Before your child gets sick, it's vital to know about the different types of thermometers. Here's a rundown of twhat's available and their methods of use.
The methods for taking a child's temperature are: rectally, orally, under the arm, in the ear canal, and temporally (on the forehead). Under the arm is considered the least accurate, and rectally is the most accurate. In fact, rectal temperature is the only method recommended by pediatricians for infants under three months of age. At that age, getting the most accurate temperature is important: A high fever in an infant necessitates immediate action and a long battery of tests.
When you tell the pediatrician what your child's temperature is, be sure to mention the method you used to take it. Some thermometers can be off as much as ½ a degree due to the method used.
If you have one of these clear thermometers with mercury inside, throw it in the trash. The danger of mercury poisoning should the thermometer break is important enough to get a new, digital thermometer to replace it.
Most digital thermometers can be used rectally, orally or under the arm, but some can only be used orally. Check the packaging before you buy, and don't take rectal and oral temperatures with the same thermometer. Digital thermometers are convenient and easy to read. The time they take to report results varies, but may take as long as five minutes.

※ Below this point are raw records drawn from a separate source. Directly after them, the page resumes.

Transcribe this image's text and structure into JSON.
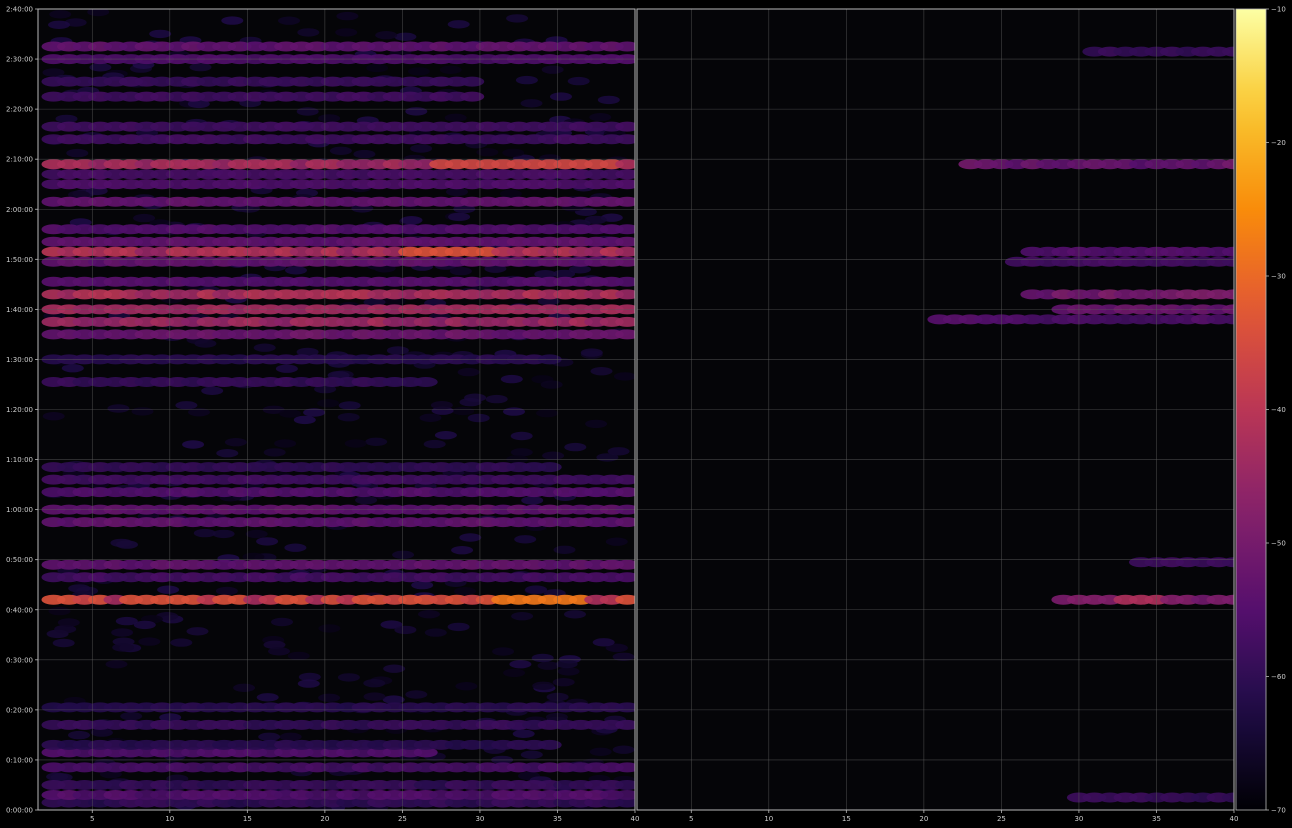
{
  "chart_data": {
    "type": "heatmap",
    "colormap": "inferno",
    "background": "#050508",
    "colorbar": {
      "vmin": -70,
      "vmax": -10,
      "ticks": [
        -10,
        -20,
        -30,
        -40,
        -50,
        -60,
        -70
      ]
    },
    "x_ticks": [
      5,
      10,
      15,
      20,
      25,
      30,
      35,
      40
    ],
    "xlim": [
      1.5,
      40
    ],
    "y_ticks": [
      "0:00:00",
      "0:10:00",
      "0:20:00",
      "0:30:00",
      "0:40:00",
      "0:50:00",
      "1:00:00",
      "1:10:00",
      "1:20:00",
      "1:30:00",
      "1:40:00",
      "1:50:00",
      "2:00:00",
      "2:10:00",
      "2:20:00",
      "2:30:00",
      "2:40:00"
    ],
    "ylim_minutes": [
      0,
      160
    ],
    "grid": true,
    "panels": [
      {
        "name": "left",
        "bands": [
          {
            "t": 1.5,
            "min": -64,
            "max": -58,
            "x0": 2.5,
            "x1": 40
          },
          {
            "t": 3,
            "min": -60,
            "max": -54,
            "x0": 2.5,
            "x1": 40
          },
          {
            "t": 5,
            "min": -63,
            "max": -58,
            "x0": 2.5,
            "x1": 40
          },
          {
            "t": 8.5,
            "min": -60,
            "max": -56,
            "x0": 2.5,
            "x1": 40
          },
          {
            "t": 11.5,
            "min": -58,
            "max": -55,
            "x0": 2.5,
            "x1": 27
          },
          {
            "t": 13,
            "min": -63,
            "max": -60,
            "x0": 2.5,
            "x1": 35
          },
          {
            "t": 17,
            "min": -62,
            "max": -58,
            "x0": 2.5,
            "x1": 40
          },
          {
            "t": 20.5,
            "min": -63,
            "max": -60,
            "x0": 2.5,
            "x1": 40
          },
          {
            "t": 42,
            "min": -52,
            "max": -28,
            "x0": 2.5,
            "x1": 40,
            "peak": 34,
            "width": 3
          },
          {
            "t": 46.5,
            "min": -60,
            "max": -56,
            "x0": 2.5,
            "x1": 40
          },
          {
            "t": 49,
            "min": -56,
            "max": -52,
            "x0": 2.5,
            "x1": 40
          },
          {
            "t": 57.5,
            "min": -56,
            "max": -52,
            "x0": 2.5,
            "x1": 40
          },
          {
            "t": 60,
            "min": -56,
            "max": -52,
            "x0": 2.5,
            "x1": 40
          },
          {
            "t": 63.5,
            "min": -58,
            "max": -54,
            "x0": 2.5,
            "x1": 40
          },
          {
            "t": 66,
            "min": -60,
            "max": -57,
            "x0": 2.5,
            "x1": 40
          },
          {
            "t": 68.5,
            "min": -62,
            "max": -59,
            "x0": 2.5,
            "x1": 35
          },
          {
            "t": 85.5,
            "min": -62,
            "max": -58,
            "x0": 2.5,
            "x1": 27
          },
          {
            "t": 90,
            "min": -63,
            "max": -60,
            "x0": 2.5,
            "x1": 35
          },
          {
            "t": 95,
            "min": -56,
            "max": -50,
            "x0": 2.5,
            "x1": 40
          },
          {
            "t": 97.5,
            "min": -50,
            "max": -42,
            "x0": 2.5,
            "x1": 40
          },
          {
            "t": 100,
            "min": -48,
            "max": -42,
            "x0": 2.5,
            "x1": 40
          },
          {
            "t": 103,
            "min": -48,
            "max": -40,
            "x0": 2.5,
            "x1": 40
          },
          {
            "t": 105.5,
            "min": -58,
            "max": -54,
            "x0": 2.5,
            "x1": 40
          },
          {
            "t": 109.5,
            "min": -56,
            "max": -52,
            "x0": 2.5,
            "x1": 40
          },
          {
            "t": 111.5,
            "min": -52,
            "max": -34,
            "x0": 2.5,
            "x1": 40,
            "peak": 28,
            "width": 3
          },
          {
            "t": 113.5,
            "min": -56,
            "max": -52,
            "x0": 2.5,
            "x1": 40
          },
          {
            "t": 116,
            "min": -58,
            "max": -54,
            "x0": 2.5,
            "x1": 40
          },
          {
            "t": 121.5,
            "min": -55,
            "max": -52,
            "x0": 2.5,
            "x1": 40
          },
          {
            "t": 125,
            "min": -58,
            "max": -55,
            "x0": 2.5,
            "x1": 40
          },
          {
            "t": 127,
            "min": -59,
            "max": -56,
            "x0": 2.5,
            "x1": 40
          },
          {
            "t": 129,
            "min": -52,
            "max": -36,
            "x0": 2.5,
            "x1": 40,
            "peak": 33,
            "width": 6
          },
          {
            "t": 134,
            "min": -60,
            "max": -57,
            "x0": 2.5,
            "x1": 40
          },
          {
            "t": 136.5,
            "min": -60,
            "max": -57,
            "x0": 2.5,
            "x1": 40
          },
          {
            "t": 142.5,
            "min": -60,
            "max": -57,
            "x0": 2.5,
            "x1": 30
          },
          {
            "t": 145.5,
            "min": -61,
            "max": -58,
            "x0": 2.5,
            "x1": 30
          },
          {
            "t": 150,
            "min": -58,
            "max": -55,
            "x0": 2.5,
            "x1": 40
          },
          {
            "t": 152.5,
            "min": -56,
            "max": -52,
            "x0": 2.5,
            "x1": 40
          }
        ]
      },
      {
        "name": "right",
        "bands": [
          {
            "t": 2.5,
            "min": -62,
            "max": -58,
            "x0": 30,
            "x1": 40
          },
          {
            "t": 42,
            "min": -56,
            "max": -42,
            "x0": 29,
            "x1": 40,
            "peak": 34,
            "width": 2
          },
          {
            "t": 49.5,
            "min": -60,
            "max": -57,
            "x0": 34,
            "x1": 40
          },
          {
            "t": 98,
            "min": -60,
            "max": -54,
            "x0": 21,
            "x1": 40
          },
          {
            "t": 100,
            "min": -56,
            "max": -50,
            "x0": 29,
            "x1": 40
          },
          {
            "t": 103,
            "min": -56,
            "max": -48,
            "x0": 27,
            "x1": 40
          },
          {
            "t": 109.5,
            "min": -60,
            "max": -56,
            "x0": 26,
            "x1": 40
          },
          {
            "t": 111.5,
            "min": -58,
            "max": -54,
            "x0": 27,
            "x1": 40
          },
          {
            "t": 129,
            "min": -58,
            "max": -50,
            "x0": 23,
            "x1": 40
          },
          {
            "t": 151.5,
            "min": -62,
            "max": -58,
            "x0": 31,
            "x1": 40
          }
        ]
      }
    ]
  }
}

An under the arm temperature reading should be verified by another method as it is the least accurate.
Ear Thermometers (Tympanic)
These are considered the easiest thermometers to use because a temperature reading is instantaneous. This type of thermometer works by placing the tip into the child's ear canal and pressing a button. The important things to know are that they have to be placed into the ear just right to be accurate. Also this type is not considered accurate for babies younger than 12 months.
Temporal Artery Thermometers
This is a relatively new type of thermometer that you simply slip onto a finger and wipe across the child's brow to his hairline. It takes 1000 readings per second of the skin temperature and makes a report. There are mixed results in scientific studies as to their accuracy, although for convenience this is clearly the fastest and easiest method to use. Just running over the forehead of a child makes it easy to take a temp, even when the child is asleep.
Your 8-year-old arrives home from school with a fever, a headache, a hacking cough and a look of misery on his face. Is it a cold or the flu?
Don't fret if your child gets one of many common child viruses. Kids get sick. It's a fact of life, but that doesn't make it any easier on us parents. Our battle to make it better begins with the first cough, sniffle or sneeze. And the enemy? A nasty little thing called a virus, the cause of most childhood illnesses.